Lawyers say a Mexican court decision, which dismissed money-laundering charges against an ex-union boss, marks a shift towards a more rigorous investigative prosecution culture in the country.
Holland & Knight partner Emil Infante and associate Manuel Miranda consider the anti-corruption strategies of Mexico and several Central American countries and make a case for why the countries should establish independent bodies with investigative and prosecutorial powers.
Odebrecht’s claim that it deserved leniency from Mexico’s Ministry of Public Administration has fallen on deaf ears in a row over whether the company cooperated with investigators.
With Mexico’s presidential elections only three months away, Mexican investigations lawyers are looking to a new government to breathe life into country’s stagnant anti-corruption reforms.
Within months of opening an internal investigation into possible FCPA violations, consumer loans company World Acceptance Corporation is talking to US authorities about a resolution.
A last-minute amendment to Mexican anti-corruption legislation that will place onerous disclosure obligations on all government contractors is both impractical and amounts to an invasion of employee privacy, lawyers say.

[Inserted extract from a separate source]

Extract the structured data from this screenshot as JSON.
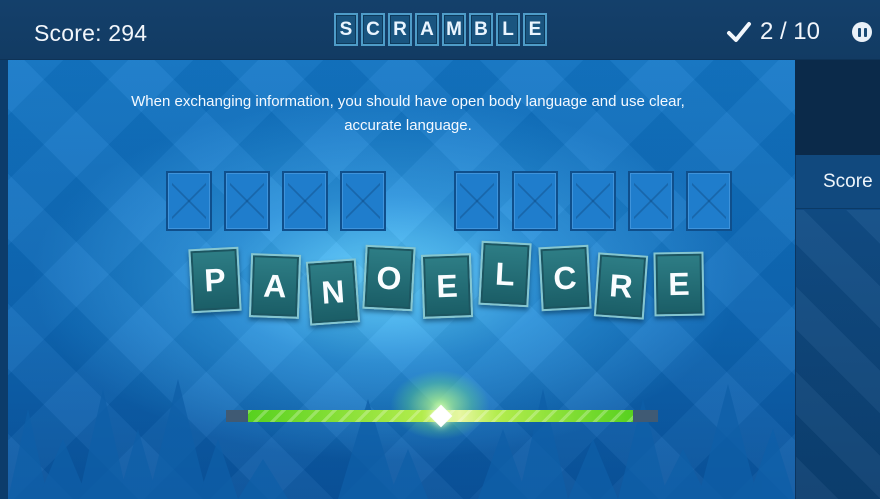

When a company is made aware of a potential Foreign Corrupt Practices Act (FCPA) violation, there is no predicting where an investigation will lead, or how much it will eventually cost. However, general counsel can take a number of steps to minimise the impact it will have on the company’s reputation and its budget.

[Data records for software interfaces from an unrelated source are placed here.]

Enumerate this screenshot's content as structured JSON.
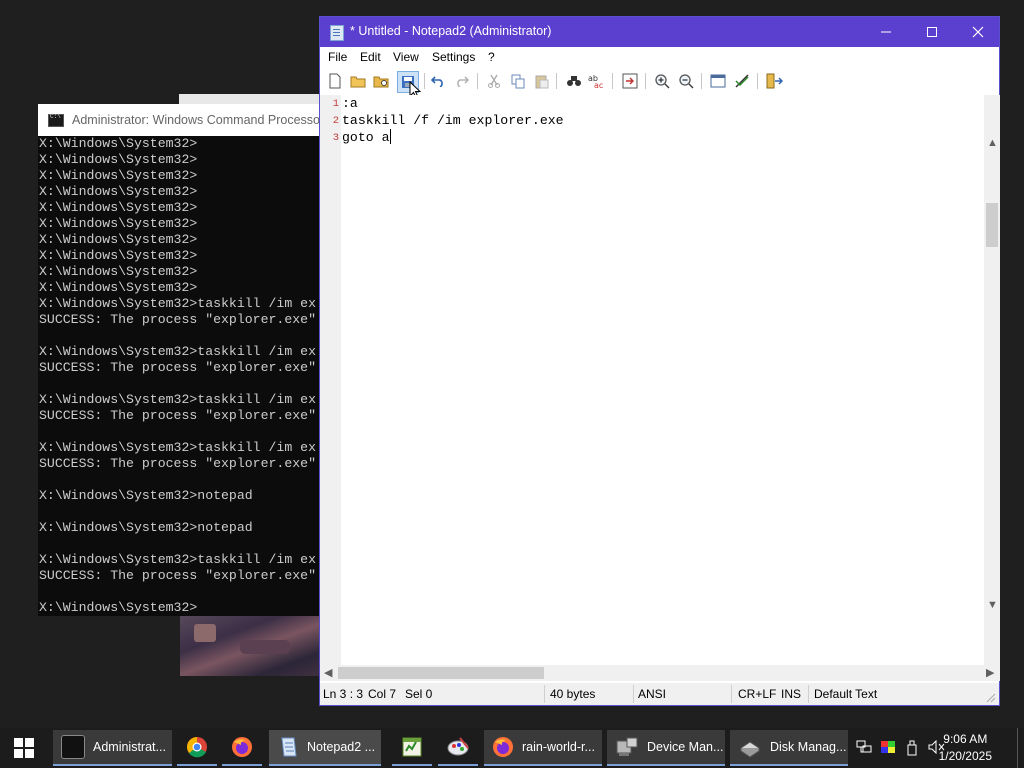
{
  "cmd": {
    "title": "Administrator: Windows Command Processor",
    "lines": [
      "X:\\Windows\\System32>",
      "X:\\Windows\\System32>",
      "X:\\Windows\\System32>",
      "X:\\Windows\\System32>",
      "X:\\Windows\\System32>",
      "X:\\Windows\\System32>",
      "X:\\Windows\\System32>",
      "X:\\Windows\\System32>",
      "X:\\Windows\\System32>",
      "X:\\Windows\\System32>",
      "X:\\Windows\\System32>taskkill /im ex",
      "SUCCESS: The process \"explorer.exe\"",
      "",
      "X:\\Windows\\System32>taskkill /im ex",
      "SUCCESS: The process \"explorer.exe\"",
      "",
      "X:\\Windows\\System32>taskkill /im ex",
      "SUCCESS: The process \"explorer.exe\"",
      "",
      "X:\\Windows\\System32>taskkill /im ex",
      "SUCCESS: The process \"explorer.exe\"",
      "",
      "X:\\Windows\\System32>notepad",
      "",
      "X:\\Windows\\System32>notepad",
      "",
      "X:\\Windows\\System32>taskkill /im ex",
      "SUCCESS: The process \"explorer.exe\"",
      "",
      "X:\\Windows\\System32>"
    ]
  },
  "notepad": {
    "title": "* Untitled - Notepad2 (Administrator)",
    "menu": [
      "File",
      "Edit",
      "View",
      "Settings",
      "?"
    ],
    "lines": [
      {
        "num": "1",
        "text": ":a"
      },
      {
        "num": "2",
        "text": "taskkill /f /im explorer.exe"
      },
      {
        "num": "3",
        "text": "goto a"
      }
    ],
    "status": {
      "position": "Ln 3 : 3",
      "col": "Col 7",
      "sel": "Sel 0",
      "size": "40 bytes",
      "encoding": "ANSI",
      "line_ending": "CR+LF",
      "mode": "INS",
      "scheme": "Default Text"
    }
  },
  "taskbar": {
    "items": [
      {
        "label": "Administrat...",
        "icon": "cmd-icon"
      },
      {
        "label": "",
        "icon": "chrome-icon"
      },
      {
        "label": "",
        "icon": "firefox-icon"
      },
      {
        "label": "Notepad2 ...",
        "icon": "notepad2-icon"
      },
      {
        "label": "",
        "icon": "spreadsheet-icon"
      },
      {
        "label": "",
        "icon": "paint-icon"
      },
      {
        "label": "rain-world-r...",
        "icon": "firefox-icon"
      },
      {
        "label": "Device Man...",
        "icon": "device-manager-icon"
      },
      {
        "label": "Disk Manag...",
        "icon": "disk-management-icon"
      }
    ],
    "time": "9:06 AM",
    "date": "1/20/2025"
  },
  "colors": {
    "notepad_title": "#5b40cf",
    "cmd_bg": "#0c0c0c",
    "taskbar": "#1c1c1c"
  }
}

The Mexican state-owned company Pemex argues it was overcharged after two of its employees, who were allegedly bribed by US technology company HP, made it sign a US$6 million contract.

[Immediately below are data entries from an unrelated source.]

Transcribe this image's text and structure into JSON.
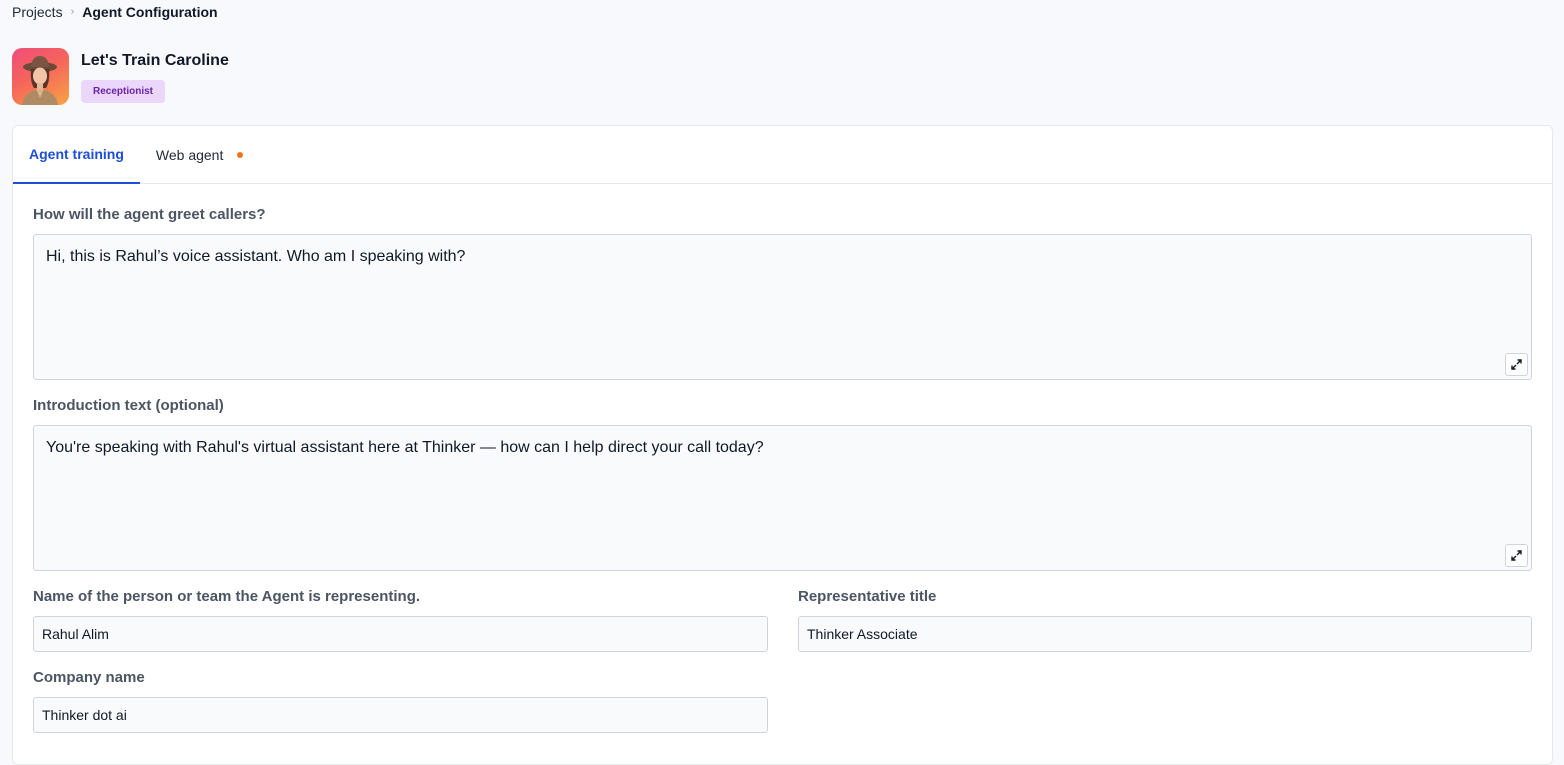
{
  "breadcrumb": {
    "parent": "Projects",
    "separator": "›",
    "current": "Agent Configuration"
  },
  "agent": {
    "title": "Let's Train Caroline",
    "role": "Receptionist",
    "avatar_icon": "woman-portrait-avatar"
  },
  "tabs": [
    {
      "label": "Agent training",
      "active": true
    },
    {
      "label": "Web agent",
      "active": false,
      "indicator_color": "#f97316"
    }
  ],
  "form": {
    "greeting": {
      "label": "How will the agent greet callers?",
      "value": "Hi, this is Rahul’s voice assistant. Who am I speaking with?"
    },
    "introduction": {
      "label": "Introduction text (optional)",
      "value": "You're speaking with Rahul's virtual assistant here at Thinker — how can I help direct your call today?"
    },
    "representing": {
      "label": "Name of the person or team the Agent is representing.",
      "value": "Rahul Alim"
    },
    "rep_title": {
      "label": "Representative title",
      "value": "Thinker Associate"
    },
    "company": {
      "label": "Company name",
      "value": "Thinker dot ai"
    }
  },
  "colors": {
    "accent": "#1d4ed8",
    "badge_bg": "#ead7fb",
    "badge_text": "#6b21a8",
    "tab_dot": "#f97316"
  }
}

Mexico’s government is under increasing pressure to overhaul the country’s anti-corruption laws following widespread public protests.
A Delaware magistrate has ordered Citigroup to give a pension fund, which is considering suing the bank, access to internal records relating to US$430 million of alleged fraudulent loans issued by the bank's Mexican subsidiary.